Mervyn King recently pointed out that real UK wages in 2011 “are likely to be no higher than they were in 2005… One has to go back to the 1920s to find a time when real wages fell over a period of six years.” This, of course underestimates the drastic fall in living standards, since rising unemployment makes them fall faster still, and the fall has really happened in the last two years.
No-one seriously pretends that rising inflation is the result of wage pressure. It’s the result of rising world energy prices (increasing the cost of living by 4-5%), food and other rising prices on the world market (another 6% excluding the effect of the devaluation of sterling) and the VAT rise (which adds another 1½%). We shouldn’t have imposed the VAT rise but the rest was unavoidable.
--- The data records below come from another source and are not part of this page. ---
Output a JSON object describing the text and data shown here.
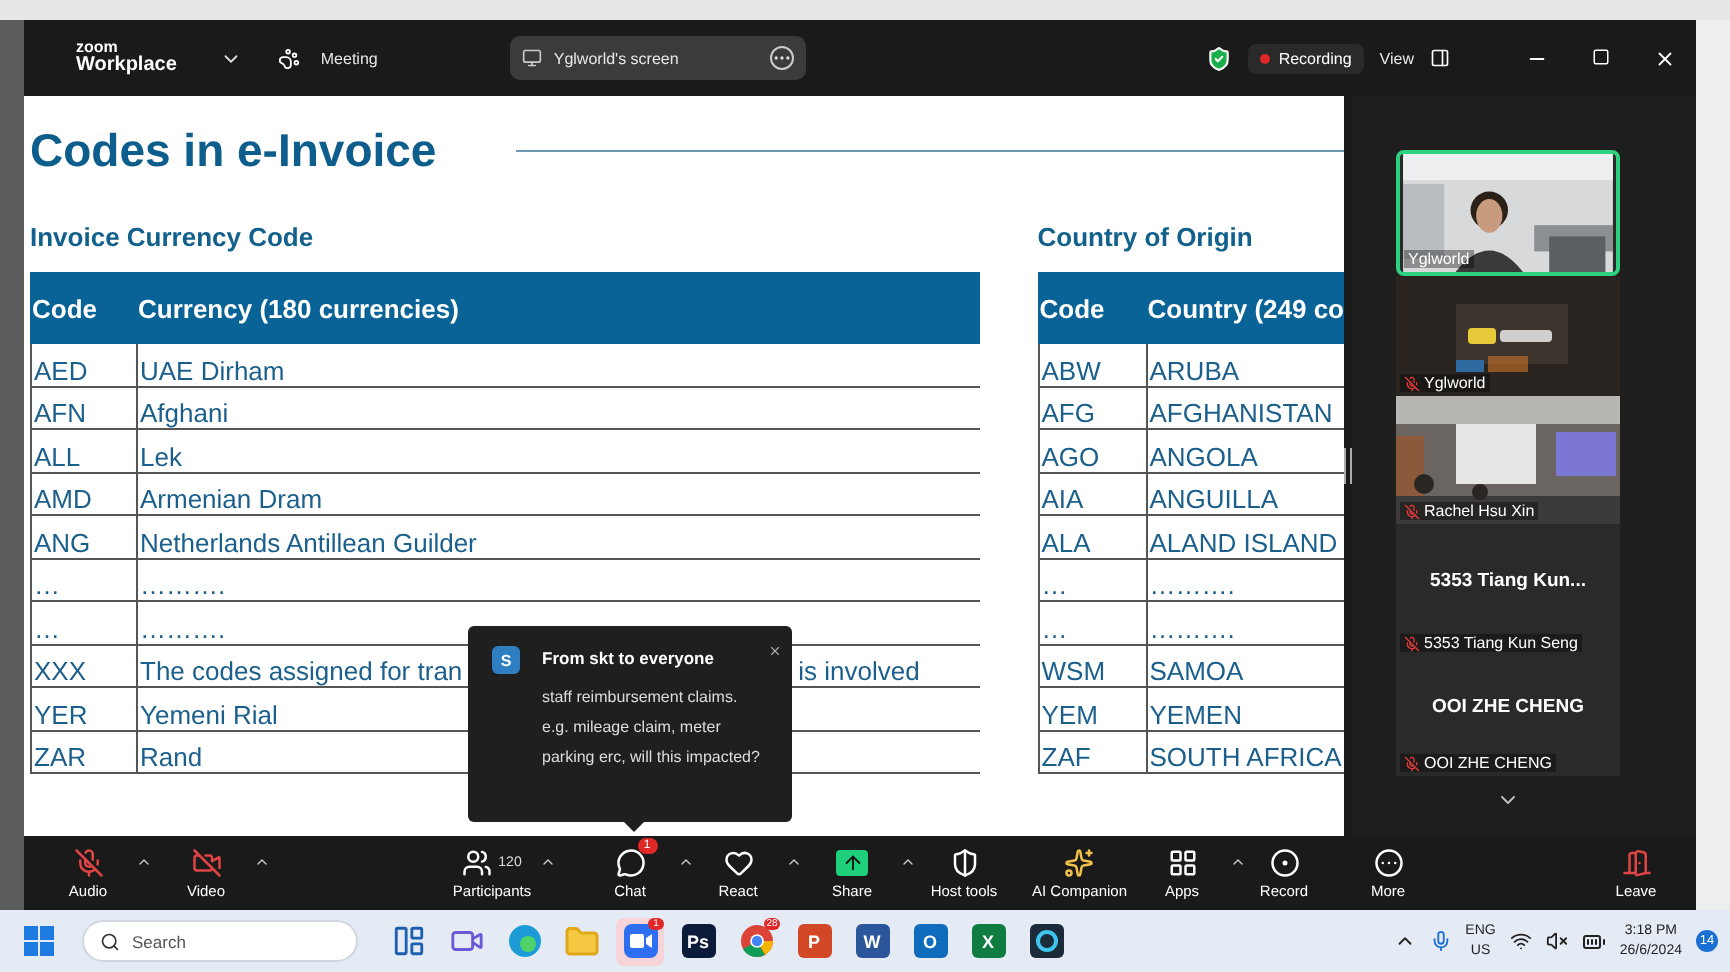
{
  "window": {
    "brand": "zoom",
    "app_name": "Workplace",
    "meeting_label": "Meeting",
    "share_label": "Yglworld's screen",
    "recording": "Recording",
    "view": "View"
  },
  "slide": {
    "title": "Codes in e-Invoice",
    "tables": [
      {
        "heading": "Invoice Currency Code",
        "columns": [
          "Code",
          "Currency (180 currencies)"
        ],
        "rows": [
          {
            "cells": [
              [
                "AED"
              ],
              [
                "UAE Dirham"
              ]
            ]
          },
          {
            "cells": [
              [
                "AFN"
              ],
              [
                "Afghani"
              ]
            ]
          },
          {
            "cells": [
              [
                "ALL"
              ],
              [
                "Lek"
              ]
            ]
          },
          {
            "cells": [
              [
                "AMD"
              ],
              [
                "Armenian Dram"
              ]
            ]
          },
          {
            "cells": [
              [
                "ANG"
              ],
              [
                "Netherlands Antillean Guilder"
              ]
            ]
          },
          {
            "cells": [
              [
                "…"
              ],
              [
                "………."
              ]
            ]
          },
          {
            "cells": [
              [
                "…"
              ],
              [
                "………."
              ]
            ]
          },
          {
            "cells": [
              [
                "XXX"
              ],
              [
                "The codes assigned for tran",
                "is involved"
              ]
            ]
          },
          {
            "cells": [
              [
                "YER"
              ],
              [
                "Yemeni Rial"
              ]
            ]
          },
          {
            "cells": [
              [
                "ZAR"
              ],
              [
                "Rand"
              ]
            ]
          }
        ]
      },
      {
        "heading": "Country of Origin",
        "columns": [
          "Code",
          "Country (249 co"
        ],
        "rows": [
          {
            "cells": [
              [
                "ABW"
              ],
              [
                "ARUBA"
              ]
            ]
          },
          {
            "cells": [
              [
                "AFG"
              ],
              [
                "AFGHANISTAN"
              ]
            ]
          },
          {
            "cells": [
              [
                "AGO"
              ],
              [
                "ANGOLA"
              ]
            ]
          },
          {
            "cells": [
              [
                "AIA"
              ],
              [
                "ANGUILLA"
              ]
            ]
          },
          {
            "cells": [
              [
                "ALA"
              ],
              [
                "ALAND ISLAND"
              ]
            ]
          },
          {
            "cells": [
              [
                "…"
              ],
              [
                "………."
              ]
            ]
          },
          {
            "cells": [
              [
                "…"
              ],
              [
                "………."
              ]
            ]
          },
          {
            "cells": [
              [
                "WSM"
              ],
              [
                "SAMOA"
              ]
            ]
          },
          {
            "cells": [
              [
                "YEM"
              ],
              [
                "YEMEN"
              ]
            ]
          },
          {
            "cells": [
              [
                "ZAF"
              ],
              [
                "SOUTH AFRICA"
              ]
            ]
          }
        ]
      }
    ]
  },
  "chat_popup": {
    "avatar": "S",
    "title": "From skt to everyone",
    "message": "staff reimbursement claims. e.g. mileage claim, meter parking erc, will this impacted?"
  },
  "participants": [
    {
      "kind": "video",
      "name": "Yglworld",
      "muted": false,
      "active": true
    },
    {
      "kind": "video",
      "name": "Yglworld",
      "muted": true,
      "active": false
    },
    {
      "kind": "video",
      "name": "Rachel Hsu Xin",
      "muted": true,
      "active": false
    },
    {
      "kind": "avatar",
      "display": "5353 Tiang Kun...",
      "name": "5353 Tiang Kun Seng",
      "muted": true,
      "active": false
    },
    {
      "kind": "avatar",
      "display": "OOI ZHE CHENG",
      "name": "OOI ZHE CHENG",
      "muted": true,
      "active": false
    }
  ],
  "toolbar": [
    {
      "kind": "audio",
      "label": "Audio",
      "off": true,
      "caret": true
    },
    {
      "kind": "video",
      "label": "Video",
      "off": true,
      "caret": true
    },
    {
      "kind": "participants",
      "label": "Participants",
      "count": "120",
      "caret": true
    },
    {
      "kind": "chat",
      "label": "Chat",
      "badge": "1",
      "caret": true
    },
    {
      "kind": "react",
      "label": "React",
      "caret": true
    },
    {
      "kind": "share",
      "label": "Share",
      "caret": true
    },
    {
      "kind": "host",
      "label": "Host tools",
      "caret": false
    },
    {
      "kind": "ai",
      "label": "AI Companion",
      "caret": false
    },
    {
      "kind": "apps",
      "label": "Apps",
      "caret": true
    },
    {
      "kind": "record",
      "label": "Record",
      "caret": false
    },
    {
      "kind": "more",
      "label": "More",
      "caret": false
    }
  ],
  "leave": {
    "label": "Leave"
  },
  "taskbar": {
    "search_placeholder": "Search",
    "apps": [
      {
        "kind": "widgets",
        "selected": false
      },
      {
        "kind": "meet",
        "selected": false
      },
      {
        "kind": "edge",
        "selected": false
      },
      {
        "kind": "files",
        "selected": false
      },
      {
        "kind": "zoom",
        "badge": "1",
        "selected": true
      },
      {
        "kind": "letter",
        "glyph": "Ps",
        "color": "#0c1b3a",
        "selected": false
      },
      {
        "kind": "chrome",
        "badge": "28",
        "selected": false
      },
      {
        "kind": "letter",
        "glyph": "P",
        "color": "#d24726",
        "selected": false
      },
      {
        "kind": "letter",
        "glyph": "W",
        "color": "#2b579a",
        "selected": false
      },
      {
        "kind": "letter",
        "glyph": "O",
        "color": "#0f6cbd",
        "selected": false
      },
      {
        "kind": "letter",
        "glyph": "X",
        "color": "#107c41",
        "selected": false
      },
      {
        "kind": "capcut",
        "selected": false
      }
    ],
    "language": "ENG",
    "region": "US",
    "time": "3:18 PM",
    "date": "26/6/2024",
    "notifications": "14"
  }
}
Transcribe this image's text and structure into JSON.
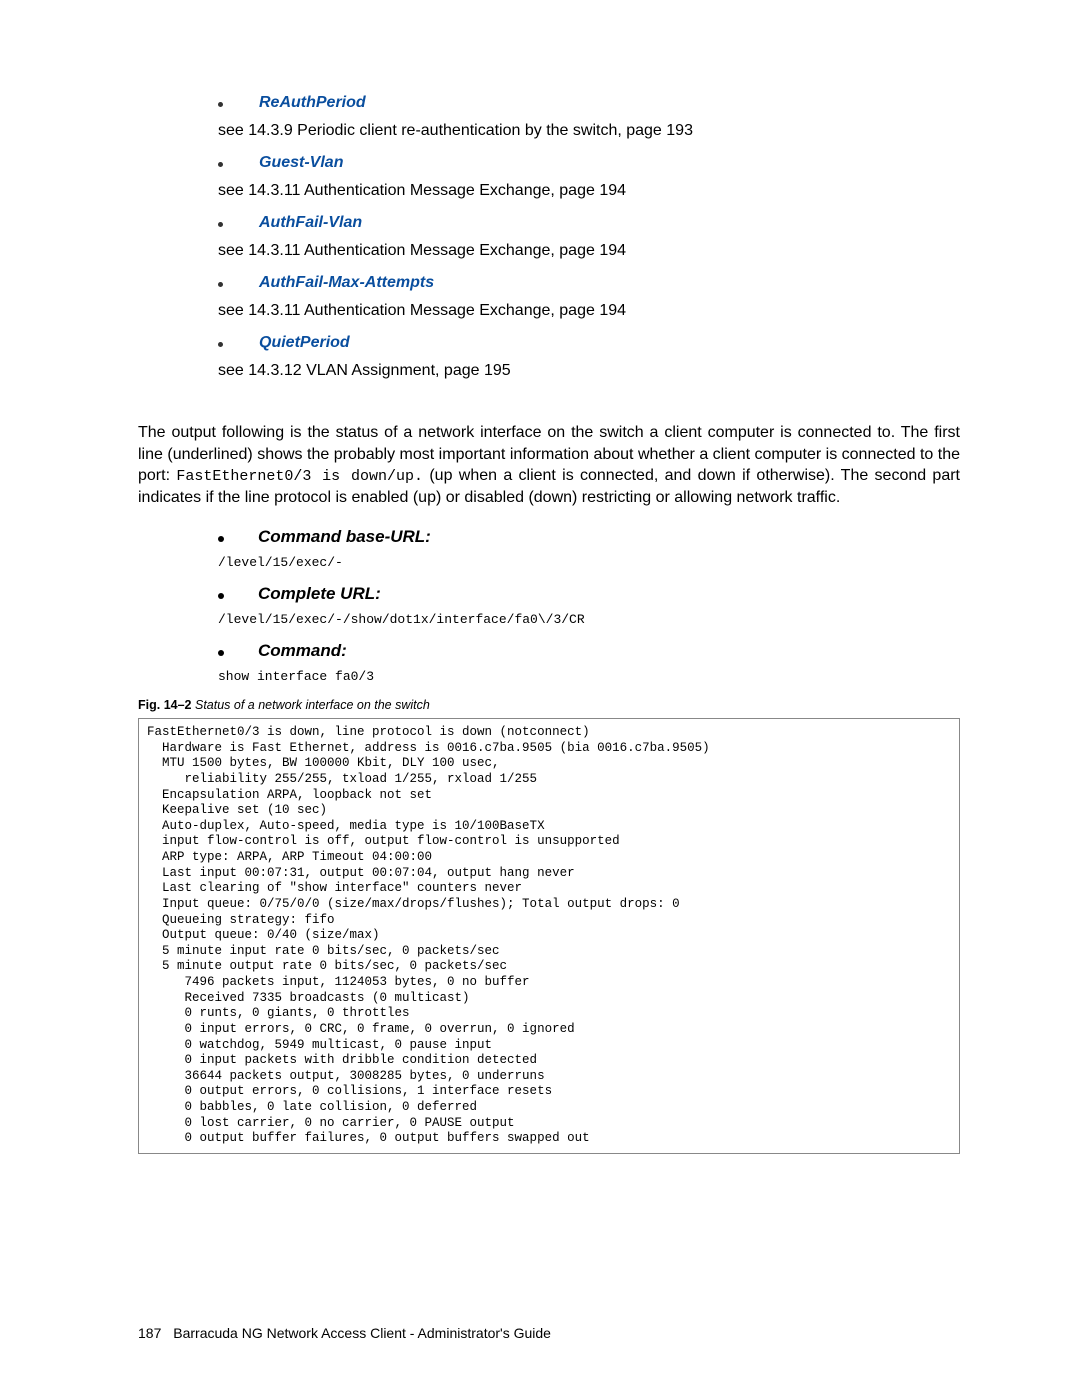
{
  "bullets": [
    {
      "link": "ReAuthPeriod",
      "see": "see 14.3.9 Periodic client re-authentication by the switch, page 193"
    },
    {
      "link": "Guest-Vlan",
      "see": "see 14.3.11 Authentication Message Exchange, page 194"
    },
    {
      "link": "AuthFail-Vlan",
      "see": "see 14.3.11 Authentication Message Exchange, page 194"
    },
    {
      "link": "AuthFail-Max-Attempts",
      "see": "see 14.3.11 Authentication Message Exchange, page 194"
    },
    {
      "link": "QuietPeriod",
      "see": "see 14.3.12 VLAN Assignment, page 195"
    }
  ],
  "paragraph_pre": "The output following is the status of a network interface on the switch a client computer is connected to. The first line (underlined) shows the probably most important information about whether a client computer is connected to the port: ",
  "paragraph_code": "FastEthernet0/3 is down/up.",
  "paragraph_post": " (up when a client is connected, and down if otherwise). The second part indicates if the line protocol is enabled (up) or disabled (down) restricting or allowing network traffic.",
  "cmd_sections": [
    {
      "heading": "Command base-URL:",
      "value": "/level/15/exec/-"
    },
    {
      "heading": "Complete URL:",
      "value": "/level/15/exec/-/show/dot1x/interface/fa0\\/3/CR"
    },
    {
      "heading": "Command:",
      "value": "show interface fa0/3"
    }
  ],
  "figure": {
    "label": "Fig. 14–2",
    "title": "Status of a network interface on the switch"
  },
  "code_output": "FastEthernet0/3 is down, line protocol is down (notconnect)\n  Hardware is Fast Ethernet, address is 0016.c7ba.9505 (bia 0016.c7ba.9505)\n  MTU 1500 bytes, BW 100000 Kbit, DLY 100 usec,\n     reliability 255/255, txload 1/255, rxload 1/255\n  Encapsulation ARPA, loopback not set\n  Keepalive set (10 sec)\n  Auto-duplex, Auto-speed, media type is 10/100BaseTX\n  input flow-control is off, output flow-control is unsupported\n  ARP type: ARPA, ARP Timeout 04:00:00\n  Last input 00:07:31, output 00:07:04, output hang never\n  Last clearing of \"show interface\" counters never\n  Input queue: 0/75/0/0 (size/max/drops/flushes); Total output drops: 0\n  Queueing strategy: fifo\n  Output queue: 0/40 (size/max)\n  5 minute input rate 0 bits/sec, 0 packets/sec\n  5 minute output rate 0 bits/sec, 0 packets/sec\n     7496 packets input, 1124053 bytes, 0 no buffer\n     Received 7335 broadcasts (0 multicast)\n     0 runts, 0 giants, 0 throttles\n     0 input errors, 0 CRC, 0 frame, 0 overrun, 0 ignored\n     0 watchdog, 5949 multicast, 0 pause input\n     0 input packets with dribble condition detected\n     36644 packets output, 3008285 bytes, 0 underruns\n     0 output errors, 0 collisions, 1 interface resets\n     0 babbles, 0 late collision, 0 deferred\n     0 lost carrier, 0 no carrier, 0 PAUSE output\n     0 output buffer failures, 0 output buffers swapped out",
  "footer": {
    "page": "187",
    "title": "Barracuda NG Network Access Client - Administrator's Guide"
  }
}
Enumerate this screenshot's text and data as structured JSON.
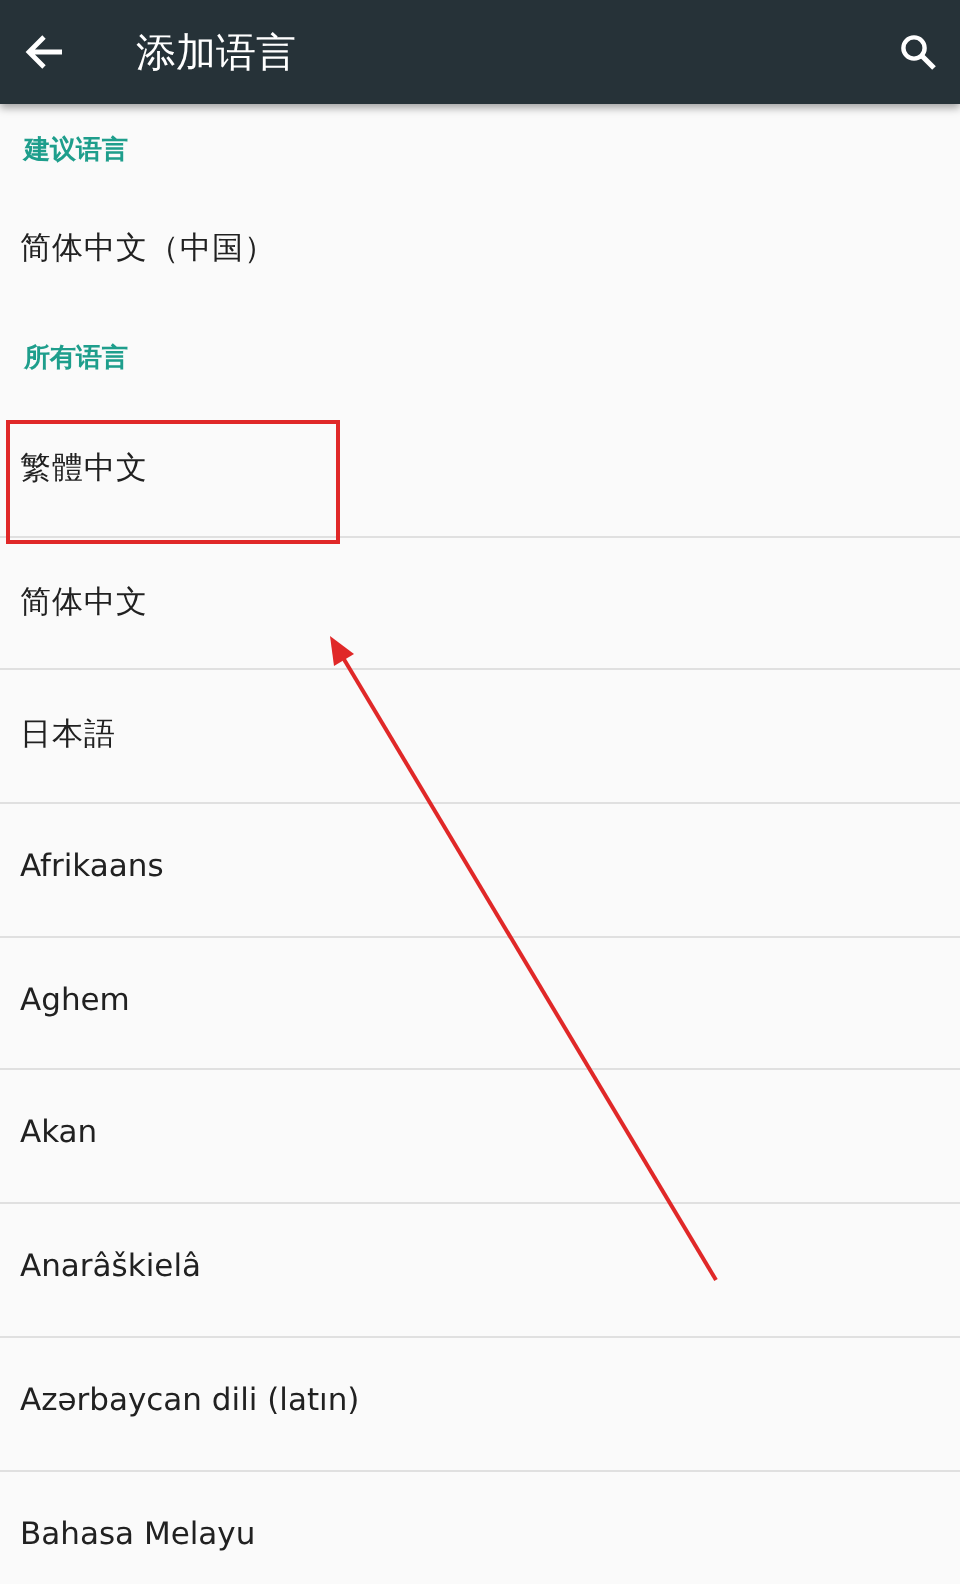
{
  "app_bar": {
    "title": "添加语言"
  },
  "sections": [
    {
      "header": "建议语言",
      "items": [
        {
          "label": "简体中文（中国）"
        }
      ]
    },
    {
      "header": "所有语言",
      "items": [
        {
          "label": "繁體中文"
        },
        {
          "label": "简体中文"
        },
        {
          "label": "日本語"
        },
        {
          "label": "Afrikaans"
        },
        {
          "label": "Aghem"
        },
        {
          "label": "Akan"
        },
        {
          "label": "Anarâškielâ"
        },
        {
          "label": "Azərbaycan dili (latın)"
        },
        {
          "label": "Bahasa Melayu"
        }
      ]
    }
  ]
}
So why should we put growth and investment at risk by putting up interest rates? Why are the financial markets and those who comment on them so obsessed with inflation? What needs to happen, what in fact should have happened before Labour lost office, is that the inflation target needs to be increased by 2%, and brought down only as the economy recovers.